What is being asked: Scan the records for the word "value". Return each line where it is found.

The input:
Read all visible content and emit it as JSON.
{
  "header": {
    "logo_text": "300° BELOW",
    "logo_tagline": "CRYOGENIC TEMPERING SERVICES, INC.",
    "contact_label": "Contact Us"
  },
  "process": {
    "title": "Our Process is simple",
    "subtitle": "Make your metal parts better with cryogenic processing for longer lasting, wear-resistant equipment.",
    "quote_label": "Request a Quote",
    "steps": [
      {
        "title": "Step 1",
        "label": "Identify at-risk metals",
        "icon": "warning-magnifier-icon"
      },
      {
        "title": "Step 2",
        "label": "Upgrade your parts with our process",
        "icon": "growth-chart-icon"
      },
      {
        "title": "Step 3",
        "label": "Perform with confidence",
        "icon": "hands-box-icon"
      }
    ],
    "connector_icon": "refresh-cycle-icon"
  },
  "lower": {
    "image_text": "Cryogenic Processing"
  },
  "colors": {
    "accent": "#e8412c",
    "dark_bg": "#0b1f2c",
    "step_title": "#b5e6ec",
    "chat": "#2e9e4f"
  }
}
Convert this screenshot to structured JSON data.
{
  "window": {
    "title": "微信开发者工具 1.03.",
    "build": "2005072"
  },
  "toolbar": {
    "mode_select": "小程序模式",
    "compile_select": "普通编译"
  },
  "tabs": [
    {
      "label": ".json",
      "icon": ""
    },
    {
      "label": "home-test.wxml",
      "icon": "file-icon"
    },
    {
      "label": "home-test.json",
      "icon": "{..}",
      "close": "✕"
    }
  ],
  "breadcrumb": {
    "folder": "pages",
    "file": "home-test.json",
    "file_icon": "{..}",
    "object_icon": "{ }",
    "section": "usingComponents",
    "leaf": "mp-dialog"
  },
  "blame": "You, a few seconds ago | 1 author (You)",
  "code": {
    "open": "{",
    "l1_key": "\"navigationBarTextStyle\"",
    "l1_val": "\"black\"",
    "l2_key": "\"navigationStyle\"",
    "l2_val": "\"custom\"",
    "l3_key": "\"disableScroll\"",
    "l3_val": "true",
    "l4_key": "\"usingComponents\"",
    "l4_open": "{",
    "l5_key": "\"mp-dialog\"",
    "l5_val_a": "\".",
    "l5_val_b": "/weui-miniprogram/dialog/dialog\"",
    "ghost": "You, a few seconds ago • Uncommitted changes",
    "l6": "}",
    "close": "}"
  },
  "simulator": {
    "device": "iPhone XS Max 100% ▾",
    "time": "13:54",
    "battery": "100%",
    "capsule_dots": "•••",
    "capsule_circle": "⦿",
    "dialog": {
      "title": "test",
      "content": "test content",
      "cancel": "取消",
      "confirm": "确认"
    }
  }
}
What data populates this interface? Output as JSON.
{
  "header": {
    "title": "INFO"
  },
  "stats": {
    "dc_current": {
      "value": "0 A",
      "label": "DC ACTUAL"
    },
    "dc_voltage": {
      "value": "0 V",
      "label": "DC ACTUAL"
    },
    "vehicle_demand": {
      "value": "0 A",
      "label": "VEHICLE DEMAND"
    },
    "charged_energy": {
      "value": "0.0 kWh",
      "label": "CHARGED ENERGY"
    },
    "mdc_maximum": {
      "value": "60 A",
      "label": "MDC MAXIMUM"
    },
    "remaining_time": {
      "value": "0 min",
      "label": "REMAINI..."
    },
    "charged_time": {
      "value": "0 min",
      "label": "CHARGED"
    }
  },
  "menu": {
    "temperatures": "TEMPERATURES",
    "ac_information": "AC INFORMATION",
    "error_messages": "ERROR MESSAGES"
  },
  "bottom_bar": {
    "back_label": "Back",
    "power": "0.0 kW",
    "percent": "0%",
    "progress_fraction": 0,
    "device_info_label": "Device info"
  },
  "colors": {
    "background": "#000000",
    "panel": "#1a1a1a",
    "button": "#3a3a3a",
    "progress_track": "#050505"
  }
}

Answer:
      "value": "0 A",
      "value": "0 V",
      "value": "0 A",
      "value": "0.0 kWh",
      "value": "60 A",
      "value": "0 min",
      "value": "0 min",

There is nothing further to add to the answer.